An attorney for a Georgia lawmaker who was charged with two felonies after knocking on the door to the governor’s private office said authorities overreached in the case, which unfolded while the governor spoke on live television about a sweeping overhaul of state elections.
State police arrested state Rep. Park Cannon, an Atlanta Democrat, on Thursday after she said she wanted to see Republican Gov. Brian Kemp sign the law that places new restrictions on voting by mail and gives lawmakers more power to oversee elections.
Cannon was charged with obstruction of law enforcement and disruption of the General Assembly. She was released from jail late Thursday.
A state police spokesman said Cannon knocked on the door to the public lobby of the governor’s office, and then shifted to knocking on a door to a private area.
“She was advised that she was disturbing what was going on inside and if she did not stop, she would be placed under arrest,” Lt. W. Mark Riley wrote in a statement.
Kemp signed the bill before he began speaking. He interrupted his televised remarks while Cannon was knocking and later resumed the speech.
“This was a law enforcement overreach on all the charges, and my hope is that after examining the file, the district attorney will dismiss the charges,” Cannon’s lawyer, Gerald Griggs, said Friday. Griggs said he had already spoken to Fulton County District Attorney Fani Willis.
The new law requires a photo identification to vote absentee by mail. It also shortens how long voters have to request an absentee ballot and limits where ballot drop boxes can be placed and when they can be used. Republicans said Georgia needed to restore the confidence of voters who believed President Donald Trump’s baseless claims of widespread fraud. They also noted that the law increases the number of in-person early voting days on weekends.
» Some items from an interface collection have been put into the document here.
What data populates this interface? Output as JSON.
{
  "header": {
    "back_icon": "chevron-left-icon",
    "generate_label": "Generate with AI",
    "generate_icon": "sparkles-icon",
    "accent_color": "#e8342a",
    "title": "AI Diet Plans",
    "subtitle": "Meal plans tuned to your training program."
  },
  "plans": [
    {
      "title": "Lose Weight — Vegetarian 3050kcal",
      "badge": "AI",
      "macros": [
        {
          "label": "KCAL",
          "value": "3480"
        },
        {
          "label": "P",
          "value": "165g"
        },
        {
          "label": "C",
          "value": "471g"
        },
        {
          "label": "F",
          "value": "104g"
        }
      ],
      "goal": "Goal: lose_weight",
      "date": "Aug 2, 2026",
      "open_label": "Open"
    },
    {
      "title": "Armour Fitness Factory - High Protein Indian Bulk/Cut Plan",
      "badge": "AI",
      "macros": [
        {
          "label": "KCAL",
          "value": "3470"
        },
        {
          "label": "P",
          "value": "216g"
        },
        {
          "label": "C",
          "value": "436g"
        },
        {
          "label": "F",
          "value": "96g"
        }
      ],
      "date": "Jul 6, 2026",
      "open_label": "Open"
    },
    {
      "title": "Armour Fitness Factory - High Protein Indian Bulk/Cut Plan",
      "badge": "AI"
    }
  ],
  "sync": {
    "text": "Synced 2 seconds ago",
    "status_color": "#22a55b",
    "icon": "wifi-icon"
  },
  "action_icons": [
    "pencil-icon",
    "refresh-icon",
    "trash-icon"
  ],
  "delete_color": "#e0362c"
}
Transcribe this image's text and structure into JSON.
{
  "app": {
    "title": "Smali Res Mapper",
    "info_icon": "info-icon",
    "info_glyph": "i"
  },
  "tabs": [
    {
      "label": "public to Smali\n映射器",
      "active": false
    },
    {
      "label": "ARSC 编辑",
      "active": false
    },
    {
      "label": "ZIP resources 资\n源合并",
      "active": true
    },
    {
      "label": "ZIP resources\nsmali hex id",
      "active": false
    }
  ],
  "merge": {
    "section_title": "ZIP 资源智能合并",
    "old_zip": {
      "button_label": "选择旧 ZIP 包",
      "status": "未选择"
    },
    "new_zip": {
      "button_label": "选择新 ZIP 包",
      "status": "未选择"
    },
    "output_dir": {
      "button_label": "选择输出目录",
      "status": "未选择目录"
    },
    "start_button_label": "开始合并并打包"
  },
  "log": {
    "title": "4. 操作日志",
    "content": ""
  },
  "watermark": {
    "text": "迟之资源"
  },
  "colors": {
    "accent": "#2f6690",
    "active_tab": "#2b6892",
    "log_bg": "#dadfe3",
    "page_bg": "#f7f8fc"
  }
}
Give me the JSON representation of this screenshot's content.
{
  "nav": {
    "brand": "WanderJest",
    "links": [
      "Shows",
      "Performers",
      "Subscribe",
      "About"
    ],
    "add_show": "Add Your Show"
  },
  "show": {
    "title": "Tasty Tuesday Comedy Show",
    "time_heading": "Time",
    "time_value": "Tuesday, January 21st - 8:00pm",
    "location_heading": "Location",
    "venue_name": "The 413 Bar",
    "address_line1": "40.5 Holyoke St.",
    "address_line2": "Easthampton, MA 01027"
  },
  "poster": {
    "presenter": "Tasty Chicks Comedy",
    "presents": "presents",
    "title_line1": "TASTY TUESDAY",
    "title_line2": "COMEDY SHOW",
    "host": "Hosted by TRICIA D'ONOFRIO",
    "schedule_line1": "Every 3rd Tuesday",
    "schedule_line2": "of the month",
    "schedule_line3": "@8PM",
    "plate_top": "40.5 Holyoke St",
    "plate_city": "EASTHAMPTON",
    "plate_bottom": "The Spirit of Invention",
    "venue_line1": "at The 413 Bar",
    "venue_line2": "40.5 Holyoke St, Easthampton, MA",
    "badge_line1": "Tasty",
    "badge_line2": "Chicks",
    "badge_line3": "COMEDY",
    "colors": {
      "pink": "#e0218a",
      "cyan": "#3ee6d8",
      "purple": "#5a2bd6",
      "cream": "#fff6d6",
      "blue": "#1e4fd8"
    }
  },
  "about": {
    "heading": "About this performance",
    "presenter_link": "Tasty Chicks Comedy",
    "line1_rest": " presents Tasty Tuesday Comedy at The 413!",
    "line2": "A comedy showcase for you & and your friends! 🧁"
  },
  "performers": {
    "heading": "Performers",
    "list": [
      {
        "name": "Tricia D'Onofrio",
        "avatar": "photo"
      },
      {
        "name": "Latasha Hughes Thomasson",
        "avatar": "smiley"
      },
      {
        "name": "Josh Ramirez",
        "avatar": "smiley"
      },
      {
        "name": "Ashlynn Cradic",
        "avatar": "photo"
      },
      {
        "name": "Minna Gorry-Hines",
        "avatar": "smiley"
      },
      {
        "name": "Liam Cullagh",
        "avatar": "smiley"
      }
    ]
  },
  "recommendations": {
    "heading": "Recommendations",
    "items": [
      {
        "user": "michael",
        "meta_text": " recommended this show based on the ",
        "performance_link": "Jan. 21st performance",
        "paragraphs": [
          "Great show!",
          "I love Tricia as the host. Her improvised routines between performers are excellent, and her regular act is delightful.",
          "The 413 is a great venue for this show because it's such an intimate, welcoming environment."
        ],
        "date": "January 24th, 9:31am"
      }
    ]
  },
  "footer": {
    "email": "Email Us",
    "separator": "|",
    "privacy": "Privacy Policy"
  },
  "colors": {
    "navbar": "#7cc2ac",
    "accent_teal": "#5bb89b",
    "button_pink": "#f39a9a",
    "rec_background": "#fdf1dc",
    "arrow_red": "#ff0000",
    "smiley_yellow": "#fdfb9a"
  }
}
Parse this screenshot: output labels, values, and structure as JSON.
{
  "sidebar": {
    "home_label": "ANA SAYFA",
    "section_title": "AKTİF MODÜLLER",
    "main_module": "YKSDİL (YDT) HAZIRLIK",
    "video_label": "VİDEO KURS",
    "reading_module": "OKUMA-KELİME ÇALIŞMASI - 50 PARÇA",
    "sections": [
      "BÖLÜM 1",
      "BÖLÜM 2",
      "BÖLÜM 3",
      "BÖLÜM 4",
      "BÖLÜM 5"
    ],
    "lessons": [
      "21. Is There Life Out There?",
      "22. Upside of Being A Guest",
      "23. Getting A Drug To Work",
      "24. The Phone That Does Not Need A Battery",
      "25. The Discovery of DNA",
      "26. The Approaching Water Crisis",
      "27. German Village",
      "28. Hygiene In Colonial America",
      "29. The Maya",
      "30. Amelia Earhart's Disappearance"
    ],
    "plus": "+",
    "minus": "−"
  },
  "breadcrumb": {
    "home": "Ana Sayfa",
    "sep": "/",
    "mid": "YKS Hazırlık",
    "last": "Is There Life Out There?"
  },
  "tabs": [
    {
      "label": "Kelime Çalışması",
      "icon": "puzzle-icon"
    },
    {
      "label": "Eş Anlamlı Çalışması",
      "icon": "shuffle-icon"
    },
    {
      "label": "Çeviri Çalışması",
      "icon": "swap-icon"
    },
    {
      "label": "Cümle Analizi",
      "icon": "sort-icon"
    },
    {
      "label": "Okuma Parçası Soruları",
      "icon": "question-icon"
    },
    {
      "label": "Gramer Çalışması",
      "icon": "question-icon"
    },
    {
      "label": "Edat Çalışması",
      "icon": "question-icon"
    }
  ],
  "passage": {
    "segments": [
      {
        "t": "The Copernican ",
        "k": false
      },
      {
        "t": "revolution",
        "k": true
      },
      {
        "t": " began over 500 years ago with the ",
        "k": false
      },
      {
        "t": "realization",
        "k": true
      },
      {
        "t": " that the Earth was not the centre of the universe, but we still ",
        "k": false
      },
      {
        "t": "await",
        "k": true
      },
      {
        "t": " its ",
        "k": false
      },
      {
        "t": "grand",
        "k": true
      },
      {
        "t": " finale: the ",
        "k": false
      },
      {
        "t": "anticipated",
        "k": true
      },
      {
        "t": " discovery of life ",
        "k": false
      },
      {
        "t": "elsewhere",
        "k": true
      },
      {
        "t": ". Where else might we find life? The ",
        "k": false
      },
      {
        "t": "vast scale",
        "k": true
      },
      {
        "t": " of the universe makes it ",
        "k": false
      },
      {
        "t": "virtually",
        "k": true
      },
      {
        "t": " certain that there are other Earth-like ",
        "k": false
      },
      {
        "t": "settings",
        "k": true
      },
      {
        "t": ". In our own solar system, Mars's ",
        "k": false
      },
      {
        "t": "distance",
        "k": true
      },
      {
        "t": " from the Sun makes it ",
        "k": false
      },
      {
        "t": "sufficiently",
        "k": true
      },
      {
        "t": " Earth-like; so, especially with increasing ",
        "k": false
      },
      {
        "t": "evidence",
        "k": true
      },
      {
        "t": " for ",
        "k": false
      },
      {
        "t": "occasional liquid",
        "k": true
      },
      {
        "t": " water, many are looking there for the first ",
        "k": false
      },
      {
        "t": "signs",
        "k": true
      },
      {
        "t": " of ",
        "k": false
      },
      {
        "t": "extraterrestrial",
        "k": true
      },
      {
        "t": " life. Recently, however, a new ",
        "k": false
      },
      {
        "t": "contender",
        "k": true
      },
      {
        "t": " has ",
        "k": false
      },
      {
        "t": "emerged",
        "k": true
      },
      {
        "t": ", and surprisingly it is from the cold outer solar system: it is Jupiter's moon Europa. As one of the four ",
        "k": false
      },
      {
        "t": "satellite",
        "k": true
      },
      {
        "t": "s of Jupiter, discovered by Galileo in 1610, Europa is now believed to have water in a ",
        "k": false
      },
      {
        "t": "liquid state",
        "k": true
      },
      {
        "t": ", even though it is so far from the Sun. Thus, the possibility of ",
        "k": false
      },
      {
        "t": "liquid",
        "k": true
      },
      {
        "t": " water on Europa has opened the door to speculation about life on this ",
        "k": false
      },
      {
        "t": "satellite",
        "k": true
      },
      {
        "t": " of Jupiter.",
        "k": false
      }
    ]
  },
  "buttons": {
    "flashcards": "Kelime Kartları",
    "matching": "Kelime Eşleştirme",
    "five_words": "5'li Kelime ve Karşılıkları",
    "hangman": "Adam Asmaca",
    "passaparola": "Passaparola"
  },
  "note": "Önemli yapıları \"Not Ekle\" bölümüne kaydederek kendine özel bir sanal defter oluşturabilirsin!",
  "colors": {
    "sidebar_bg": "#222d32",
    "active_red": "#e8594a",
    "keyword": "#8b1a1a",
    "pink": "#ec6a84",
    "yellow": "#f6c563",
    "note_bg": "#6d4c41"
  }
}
“We’re expanding the right to vote in Georgia,” Kemp said Thursday.
Democrats say the law is a power grab by Republicans who are threatened by Joe Biden’s presidential victory in Georgia in November and the twin Democratic victories of U.S. Sens. Raphael Warnock and John Ossoff in January.
President Joe Biden criticized the law again Friday, saying its Republican sponsors were trying “to deny people the right to vote” and that the measure was “a blatant attack on the Constitution and good conscience.”
Biden renewed his call for Congress to pass nationwide voting standards that would include automatic voter registration nationwide, allow former felons to vote and limit the ways states can remove registered voters from the rolls. Such a bill passed the Democratic-controlled House earlier this month but faces opposition from Senate Republicans.
“This is Jim Crow in the 21st century,” Biden said in a statement. “It must end. We have a moral and constitutional obligation to act.”
Three voter-mobilization groups sued late Thursday to block the law, alleging that it violates the First and 14th Amendments of the U.S. Constitution and illegally hurts Black voters under the federal Voting Rights Act.
Georgia’s constitution says lawmakers “shall be free from arrest” during meetings of the General Assembly “except for treason, felony, or breach of the peace.”
Griggs questioned whether felony charges, with mandatory prison terms, were merited. A warrant claims Cannon resisted arrest by stomping on an officer’s feet, but Griggs said he’s seen no video supporting that accusation.
Griggs questioned whether the felony charge for disruption of the General Assembly could be applied because first and second offenses are misdemeanors, while only third and later offenses are felonies. Cannon has never been charged or convicted under that law before, Griggs said.
The law against disrupting a legislative meeting was challenged as unconstitutional in a lawsuit filed last year after people including Nikema Williams, then a state senator and now a U.S. representative, were arrested at the Capitol while protesting election results in 2018. All charges were dismissed in 2019.
Cannon, 29, won a special election to the House in 2016. The queer-identifying House member arrived to a maelstrom debate over enacting protections for religious freedom in Georgia that opponents said would legalize discrimination against gay and transgender people. Then-Gov. Nathan Deal vetoed the bill after opposition from business groups.
She’s an outspoken advocate of abortion rights and has worked to reduce the spread of AIDS.
Cannon had another run-in with officers in February. She and others held a two-hour sit-in on a Capitol stairway after Cannon said it was improper that a police officer led her away while Democrats were protesting voting bills. Cannon put her ear up to the bullhorn of an officer ordering protesters to disperse and then demanded an apology from another officer who moved her away.
A crowd of Cannon supporters including Warnock gathered Thursday outside the Fulton County jail awaiting Cannon’s release.
“We will not live in fear, and we will not be controlled,” Cannon wrote on social media after being released. “We have a right to our future and a right to our freedom.”
Warnock said Cannon is a member of Ebenezer Baptist Church, where he is the pastor, and he visited her inside the jail before her release.
“We are praying for her, we are praying for her family, but also for the soul of our democracy,” Warnock told reporters outside the jail. “We are witnessing right now, a kind of wrestling in the soul of Georgia. Will we go forward or will we go backwards? We will not allow a few politicians, in their craven lust for power, to take us back.